Compassion at Work

Dina Steiner, Founder and Director of Spirit at Work ATX

My first job out of business school was as an analyst for a large international bank. It was the 1980s and our bank was a leader in adding women into their workforce. I thrived in the job, learning to gracefully deflect the sometimes overt, but always subtle, sexism in the “old boys” club. I knew that having a baby would be tricky, but I thought I could work it out through a combination of a grad student husband and daycare. I quit breastfeeding so that it wouldn’t interrupt my work, I didn’t take personal phone calls, I even went on a two week training course when my daughter was 10 weeks old. It all came to a screeching halt the day I was called into my boss’s office (the same boss with 3 kids and a stay-at-home wife), and told that he had noticed that I was leaving the office at 5pm every day – a distinct sign that I was no longer “dedicated to my job”. As a result, I was being moved from a direct client management position to a much lower profile, administrative support job. Full of post-natal hormones and stress, I burst into tears. My terrified boss couldn’t get me out of his office fast enough. So much for compassion and understanding in this so-called “progressive” company.

We all, especially women, have stories like mine about the lack of compassion in the workplace. Bosses who ignore our real issues, gossiping co-workers, disengaged management. It’s no wonder that so many people report feeling like just a “cog in the machine” instead of a person at work.

So what should we do when a co-worker is struggling, when someone expresses frustration, or even worse, cries in the office? Often, like my former boss, we freeze and search for an exit. At best, we offer banal words of agreement or mild sympathy. But true compassion (literally meaning, sharing in another’s suffering or struggles) can be rare, even though studies have shown that a compassionate workplace can yield benefits across the board – a more engaged workforce, increased productivity and higher retention.

Here are five simple actions that everyone can take to make their workplace, and themselves, a little more compassionate:

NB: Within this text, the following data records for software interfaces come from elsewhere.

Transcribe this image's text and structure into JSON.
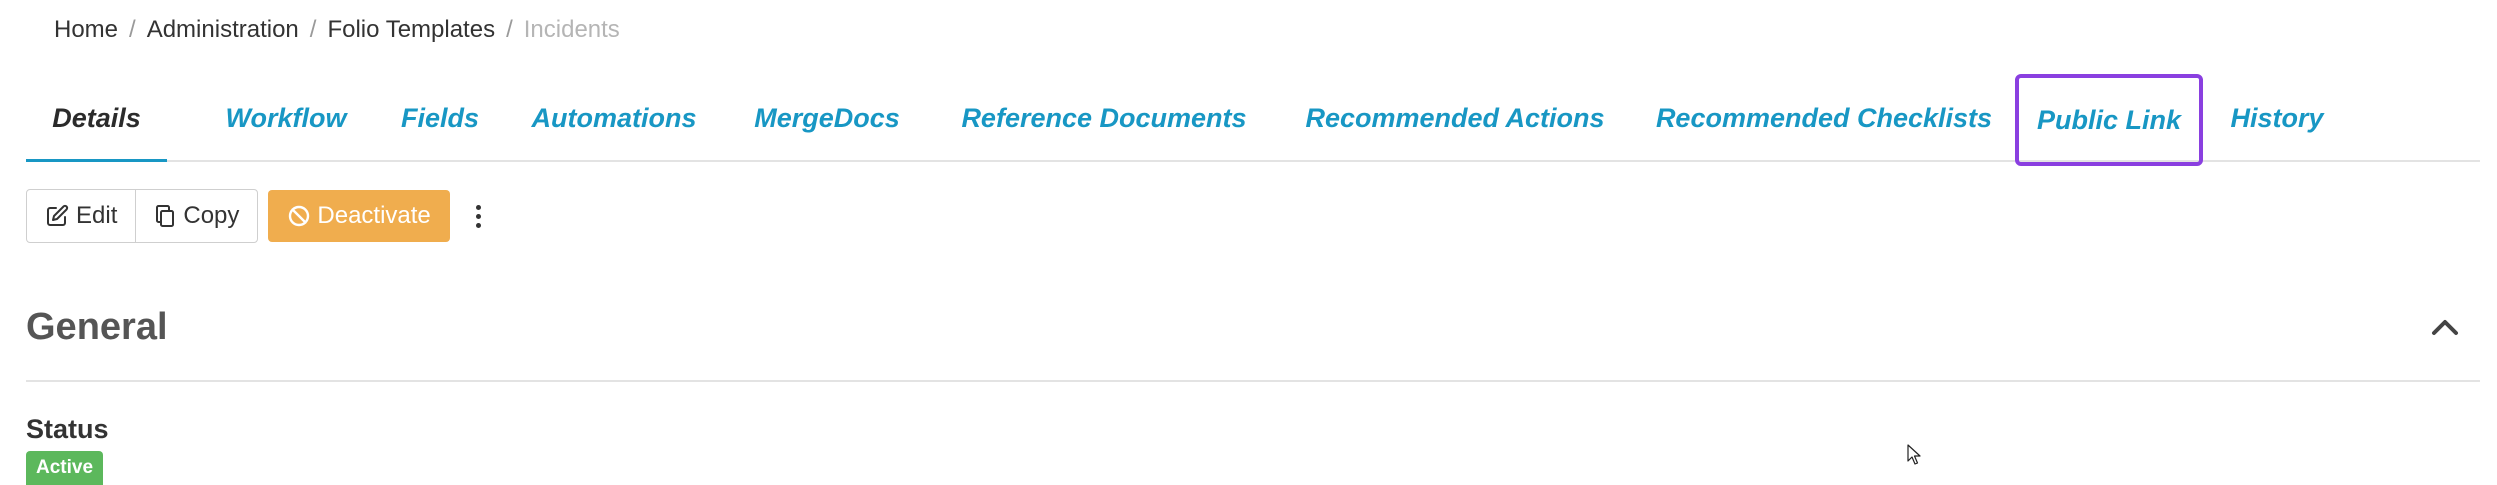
{
  "breadcrumb": {
    "items": [
      {
        "label": "Home"
      },
      {
        "label": "Administration"
      },
      {
        "label": "Folio Templates"
      }
    ],
    "separator": "/",
    "current": "Incidents"
  },
  "tabs": [
    {
      "label": "Details",
      "active": true
    },
    {
      "label": "Workflow"
    },
    {
      "label": "Fields"
    },
    {
      "label": "Automations"
    },
    {
      "label": "MergeDocs"
    },
    {
      "label": "Reference Documents"
    },
    {
      "label": "Recommended Actions"
    },
    {
      "label": "Recommended Checklists"
    },
    {
      "label": "Public Link",
      "highlighted": true
    },
    {
      "label": "History"
    }
  ],
  "toolbar": {
    "edit_label": "Edit",
    "copy_label": "Copy",
    "deactivate_label": "Deactivate"
  },
  "section": {
    "title": "General"
  },
  "status": {
    "label": "Status",
    "value": "Active"
  },
  "icons": {
    "edit": "edit-icon",
    "copy": "copy-icon",
    "deactivate": "ban-icon",
    "more": "kebab-menu-icon",
    "collapse": "chevron-up-icon"
  },
  "colors": {
    "tab_link": "#1897c4",
    "highlight_border": "#8a3fe0",
    "warning": "#f0ad4e",
    "success": "#5cb85c"
  }
}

  1. Active listening – Learning to truly listen to people is a skill that can reap benefits in every area of your business and personal life. It starts by being observant. Learn to let someone finish talking without interrupting. Ask questions to clarify. And don’t be afraid to ask the big ones, “How are you feeling?” and “How can I help?”
  2. Being open and accepting of others – We all don’t have the same concerns and issues. What causes one person to struggle may be a breeze to the next. Don’t judge people or cast blame. Just listen, and accept that this is a concern for the other person, even if it isn’t one of yours.
  3. Speak kindly – Again, don’t judge. Monitor your tone so that you don’t seem impatient or angry. Use body language that shows that you are listening – eye contact, facing the other person, putting down your phone or pen, not glancing at a screen. It’s amazing how much a simple phrase such as “I’m so sorry that you’re going through this.” can make someone feel that they are not alone and that they have been heard.
  4. Offer encouragement and support – Offer help, not advice, unless you are specifically asked. If it is appropriate, ask what you can do to make the situation better. But many times, people will be struggling with something beyond your and their control. Just going out of a cup of coffee to sit and listen can be a welcome gesture. Although touch is a “touchy” subject in the office, sometimes a hand on an arm, a pat on the back, or a hug can express more than words (but be sure to ask before you touch!)
  5. Understand and accept your own difficulties – theologian Diana L. Hayes has said “I believe I have learned, because of my own struggles, how to see, hear, and feel the struggles of others, voiced and unvoiced.” It is usually not helpful to go into details of your own issues with someone who has come to you with theirs. However, if you have experienced the something similar – the death of a parent or a cancer diagnosis, just knowing that you have gone through it, and survived, can sometimes bring strength.

Compassion is the ultimate movement from “I” to “we”. It is true concern for another, with the focus on being “with” (com-). When you express compassion for another, they know that they are not alone, that they are heard, and that you will journey with them as they face life’s struggles.